ASSIGNMENT => Would you return each record that follows word for word, without its pictures?

=====

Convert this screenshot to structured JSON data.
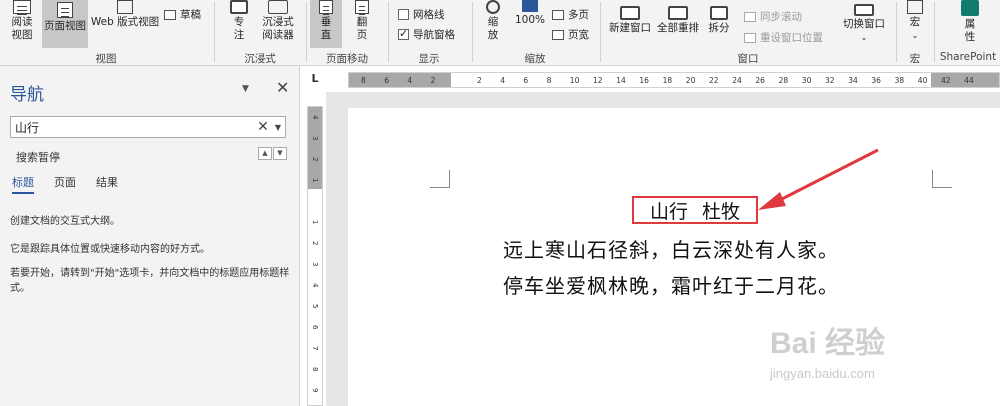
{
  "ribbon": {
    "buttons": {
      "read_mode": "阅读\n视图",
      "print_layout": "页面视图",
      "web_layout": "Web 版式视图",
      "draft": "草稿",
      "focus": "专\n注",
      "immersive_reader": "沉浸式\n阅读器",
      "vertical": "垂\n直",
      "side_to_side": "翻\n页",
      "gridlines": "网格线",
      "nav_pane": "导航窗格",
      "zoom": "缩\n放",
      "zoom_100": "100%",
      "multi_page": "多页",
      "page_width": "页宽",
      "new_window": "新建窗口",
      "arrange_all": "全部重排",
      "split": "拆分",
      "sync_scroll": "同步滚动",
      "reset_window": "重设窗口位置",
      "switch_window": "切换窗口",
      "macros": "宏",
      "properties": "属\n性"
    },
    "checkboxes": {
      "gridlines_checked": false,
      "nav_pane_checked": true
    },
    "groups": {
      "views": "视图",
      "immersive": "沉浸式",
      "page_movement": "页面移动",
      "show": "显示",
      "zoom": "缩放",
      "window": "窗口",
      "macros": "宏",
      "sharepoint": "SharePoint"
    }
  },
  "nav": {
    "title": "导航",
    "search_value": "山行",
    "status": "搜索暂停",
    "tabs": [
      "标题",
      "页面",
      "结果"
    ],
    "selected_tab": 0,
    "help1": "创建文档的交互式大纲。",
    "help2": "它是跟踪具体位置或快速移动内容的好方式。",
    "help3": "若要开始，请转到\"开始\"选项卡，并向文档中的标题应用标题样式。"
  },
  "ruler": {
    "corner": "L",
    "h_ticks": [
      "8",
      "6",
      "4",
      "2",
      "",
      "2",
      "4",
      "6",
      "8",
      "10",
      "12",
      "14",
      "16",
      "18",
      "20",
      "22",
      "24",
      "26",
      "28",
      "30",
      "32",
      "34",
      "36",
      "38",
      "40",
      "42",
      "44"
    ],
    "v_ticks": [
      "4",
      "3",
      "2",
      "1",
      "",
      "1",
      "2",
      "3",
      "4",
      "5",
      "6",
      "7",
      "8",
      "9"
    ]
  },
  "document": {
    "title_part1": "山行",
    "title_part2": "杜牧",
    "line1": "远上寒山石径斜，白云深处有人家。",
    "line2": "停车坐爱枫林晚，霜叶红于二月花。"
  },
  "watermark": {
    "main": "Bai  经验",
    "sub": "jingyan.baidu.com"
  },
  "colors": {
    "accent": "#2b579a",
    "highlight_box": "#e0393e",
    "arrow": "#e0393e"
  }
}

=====

EXERCISE OUTPUT =>
Convert this screenshot to structured JSON data.
{
  "ribbon": {
    "buttons": {
      "read_mode": "阅读\n视图",
      "print_layout": "页面视图",
      "web_layout": "Web 版式视图",
      "draft": "草稿",
      "focus": "专\n注",
      "immersive_reader": "沉浸式\n阅读器",
      "vertical": "垂\n直",
      "side_to_side": "翻\n页",
      "gridlines": "网格线",
      "nav_pane": "导航窗格",
      "zoom": "缩\n放",
      "zoom_100": "100%",
      "multi_page": "多页",
      "page_width": "页宽",
      "new_window": "新建窗口",
      "arrange_all": "全部重排",
      "split": "拆分",
      "sync_scroll": "同步滚动",
      "reset_window": "重设窗口位置",
      "switch_window": "切换窗口",
      "macros": "宏",
      "properties": "属\n性"
    },
    "checkboxes": {
      "gridlines_checked": false,
      "nav_pane_checked": true
    },
    "groups": {
      "views": "视图",
      "immersive": "沉浸式",
      "page_movement": "页面移动",
      "show": "显示",
      "zoom": "缩放",
      "window": "窗口",
      "macros": "宏",
      "sharepoint": "SharePoint"
    }
  },
  "nav": {
    "title": "导航",
    "search_value": "山行",
    "status": "搜索暂停",
    "tabs": [
      "标题",
      "页面",
      "结果"
    ],
    "selected_tab": 0,
    "help1": "创建文档的交互式大纲。",
    "help2": "它是跟踪具体位置或快速移动内容的好方式。",
    "help3": "若要开始，请转到\"开始\"选项卡，并向文档中的标题应用标题样式。"
  },
  "ruler": {
    "corner": "L",
    "h_ticks": [
      "8",
      "6",
      "4",
      "2",
      "",
      "2",
      "4",
      "6",
      "8",
      "10",
      "12",
      "14",
      "16",
      "18",
      "20",
      "22",
      "24",
      "26",
      "28",
      "30",
      "32",
      "34",
      "36",
      "38",
      "40",
      "42",
      "44"
    ],
    "v_ticks": [
      "4",
      "3",
      "2",
      "1",
      "",
      "1",
      "2",
      "3",
      "4",
      "5",
      "6",
      "7",
      "8",
      "9"
    ]
  },
  "document": {
    "title_part1": "山行",
    "title_part2": "杜牧",
    "line1": "远上寒山石径斜，白云深处有人家。",
    "line2": "停车坐爱枫林晚，霜叶红于二月花。"
  },
  "watermark": {
    "main": "Bai  经验",
    "sub": "jingyan.baidu.com"
  },
  "colors": {
    "accent": "#2b579a",
    "highlight_box": "#e0393e",
    "arrow": "#e0393e"
  }
}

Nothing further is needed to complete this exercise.